The Saints made history with their first and rather dramatic win in Super Bowl XLIV.  While any Saints and NFL fan will enjoy the journey, the video robs the viewer of just what an amazing and dramatic run it really was.

NFL Super Bowl XLIV: New Orleans Saints Champions

The Story Behind the Wild but Winning 1990’s Dallas Cowboys

I sat down one Saturday to read Boys Will Be Boys, about the 1990 Dallas Cowboys, and couldn’t put it down.  This book chronicles the hard partying team that won three Super Bowls in four years and is definitively the team of the 1990’s.

Given the drinking, drugs, women, and super hard partying this team engaged in during their run in the 1990’s it is simply amazing that they were able to win championships.  I’m not sure if it is a testament to just what phenomenal athletes these men were, or their dedication to football and winning despite their debauched lifestyle off the field.  According to this book it seems nearly the entire team, with the exception of a few like stars like Troy Aikman, were engaged in a wild years long party off the field, while racking up wins and championships off of it.

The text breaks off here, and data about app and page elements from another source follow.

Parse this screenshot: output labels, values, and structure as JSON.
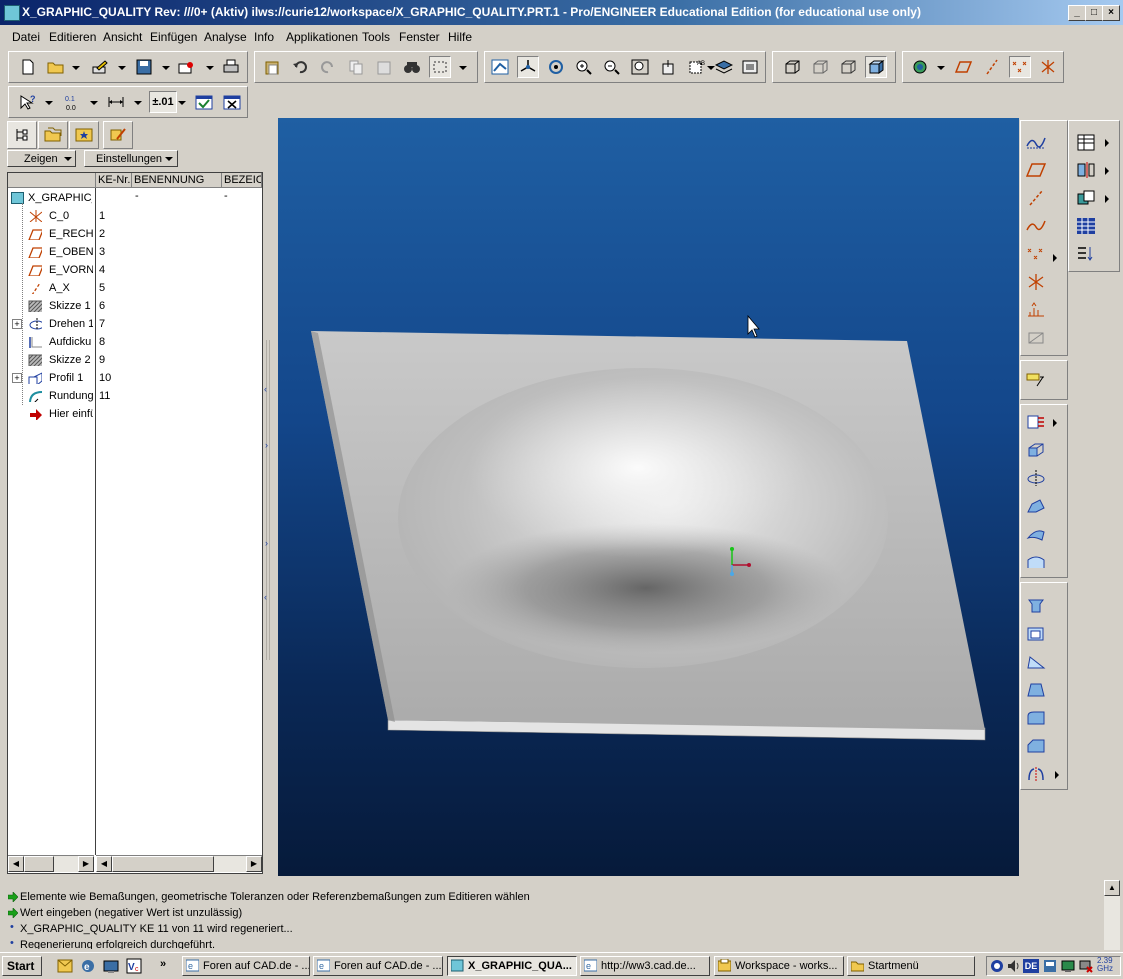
{
  "window": {
    "title": "X_GRAPHIC_QUALITY Rev: ///0+ (Aktiv) ilws://curie12/workspace/X_GRAPHIC_QUALITY.PRT.1 - Pro/ENGINEER Educational Edition (for educational use only)",
    "minimize": "_",
    "maximize": "□",
    "close": "×"
  },
  "menu": [
    "Datei",
    "Editieren",
    "Ansicht",
    "Einfügen",
    "Analyse",
    "Info",
    "Applikationen",
    "Tools",
    "Fenster",
    "Hilfe"
  ],
  "toolbar2": {
    "precision_label": "±.01"
  },
  "panel": {
    "show_button": "Zeigen",
    "settings_button": "Einstellungen",
    "columns": [
      "KE-Nr.",
      "BENENNUNG",
      "BEZEIC"
    ],
    "root": {
      "name": "X_GRAPHIC_",
      "c1": "-",
      "c2": "-"
    },
    "rows": [
      {
        "name": "C_0",
        "num": "1",
        "icon": "csys-icon"
      },
      {
        "name": "E_RECH",
        "num": "2",
        "icon": "datum-plane-icon"
      },
      {
        "name": "E_OBEN",
        "num": "3",
        "icon": "datum-plane-icon"
      },
      {
        "name": "E_VORN",
        "num": "4",
        "icon": "datum-plane-icon"
      },
      {
        "name": "A_X",
        "num": "5",
        "icon": "datum-axis-icon"
      },
      {
        "name": "Skizze 1",
        "num": "6",
        "icon": "sketch-icon"
      },
      {
        "name": "Drehen 1",
        "num": "7",
        "icon": "revolve-icon"
      },
      {
        "name": "Aufdicku",
        "num": "8",
        "icon": "thicken-icon"
      },
      {
        "name": "Skizze 2",
        "num": "9",
        "icon": "sketch-icon"
      },
      {
        "name": "Profil 1",
        "num": "10",
        "icon": "profile-icon"
      },
      {
        "name": "Rundung",
        "num": "11",
        "icon": "round-icon"
      },
      {
        "name": "Hier einfü",
        "num": "",
        "icon": "insert-here-icon"
      }
    ]
  },
  "messages": [
    "Elemente wie Bemaßungen, geometrische Toleranzen oder Referenzbemaßungen zum Editieren wählen",
    "Wert eingeben (negativer Wert ist unzulässig)",
    "X_GRAPHIC_QUALITY KE 11 von 11 wird regeneriert...",
    "Regenerierung erfolgreich durchgeführt."
  ],
  "taskbar": {
    "start": "Start",
    "quicklaunch_more": "»",
    "tasks": [
      "Foren auf CAD.de - ...",
      "Foren auf CAD.de - ...",
      "X_GRAPHIC_QUA...",
      "http://ww3.cad.de...",
      "Workspace - works...",
      "Startmenü"
    ],
    "language": "DE",
    "clock": "2.39 GHz"
  },
  "colors": {
    "title_gradient_start": "#0a246a",
    "viewport_top": "#1f5fa3",
    "viewport_bottom": "#061a3a",
    "message_arrow": "#1aa01a"
  }
}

Michael Irvin, the Hall of Fame wide receiver and guard Nate Newton appear to be the ringleaders of this band of imbibers.  Of course Irvin has been busted enough times with drugs and women that it comes as no surprise.  What is surprising is just how pervasive the lifestyle was.  Certainly we all know there are a handful of players on every team that lead pretty wild lifestyles, but how a team that seemed to be immersed so deeply in drinking and womanizing (and presumably other illicit activities as well) could be so successful is really amazing.

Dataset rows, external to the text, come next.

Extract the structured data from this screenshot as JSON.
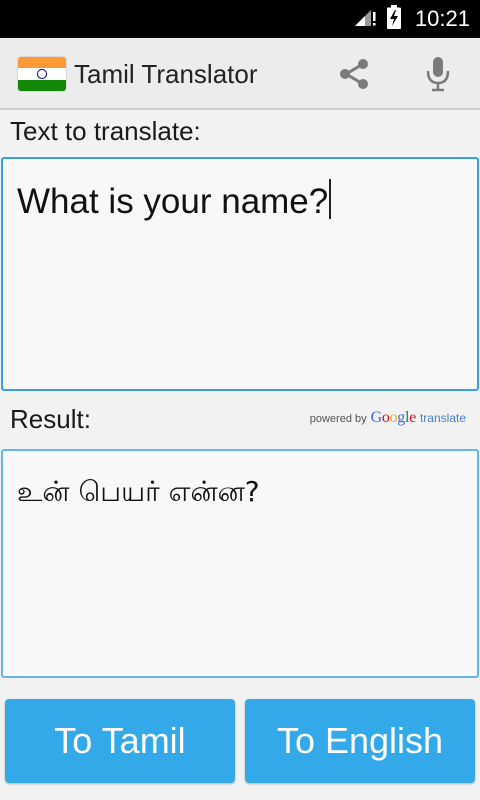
{
  "status_bar": {
    "time": "10:21"
  },
  "action_bar": {
    "title": "Tamil Translator",
    "icons": [
      "india-flag-icon",
      "share-icon",
      "microphone-icon"
    ]
  },
  "input": {
    "label": "Text to translate:",
    "value": "What is your name?"
  },
  "result": {
    "label": "Result:",
    "value": "உன் பெயர் என்ன?",
    "powered_by": {
      "prefix": "powered by",
      "brand": "Google",
      "suffix": "translate"
    }
  },
  "buttons": {
    "to_tamil": "To Tamil",
    "to_english": "To English"
  },
  "colors": {
    "accent": "#33a9ea",
    "box_border": "#3aa0e6",
    "status_bar": "#000000",
    "action_bar": "#ececec"
  }
}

Another completely bizarre character is defensive end Charles Haley.  Basically run out of San Francisco by his teammates for his horrible behavior, he nearly fit right in with the Dallas Cowboys.  This nasty fellow was known for exposing himself to his teammates and constantly harassing them and stirring up trouble.  Only professional athletes could ever get by with the horrendous behavior and bizarre antics of Haley.

There is also plenty of other inside information about the 1990 Cowboys.  We learn more about Troy Aikman and his leadership on the field.  And of course there is great detail about coach Jimmy Johnson who turned a blind eye to off field behaviors as long as the team kept winning.  We follow how he turned a losing team into a powerhouse with adroit drafting, his arrogant yet winning ways, and his falling out with owner Jerry Jones, when two Texas sized egos found they could not coexist.  We also get a view of the inevitable decline after the inept blowhard Barry Switzer took over as head coach.

All in all this was a wildly informative book about a wild but winning team.

Boys Will be Boys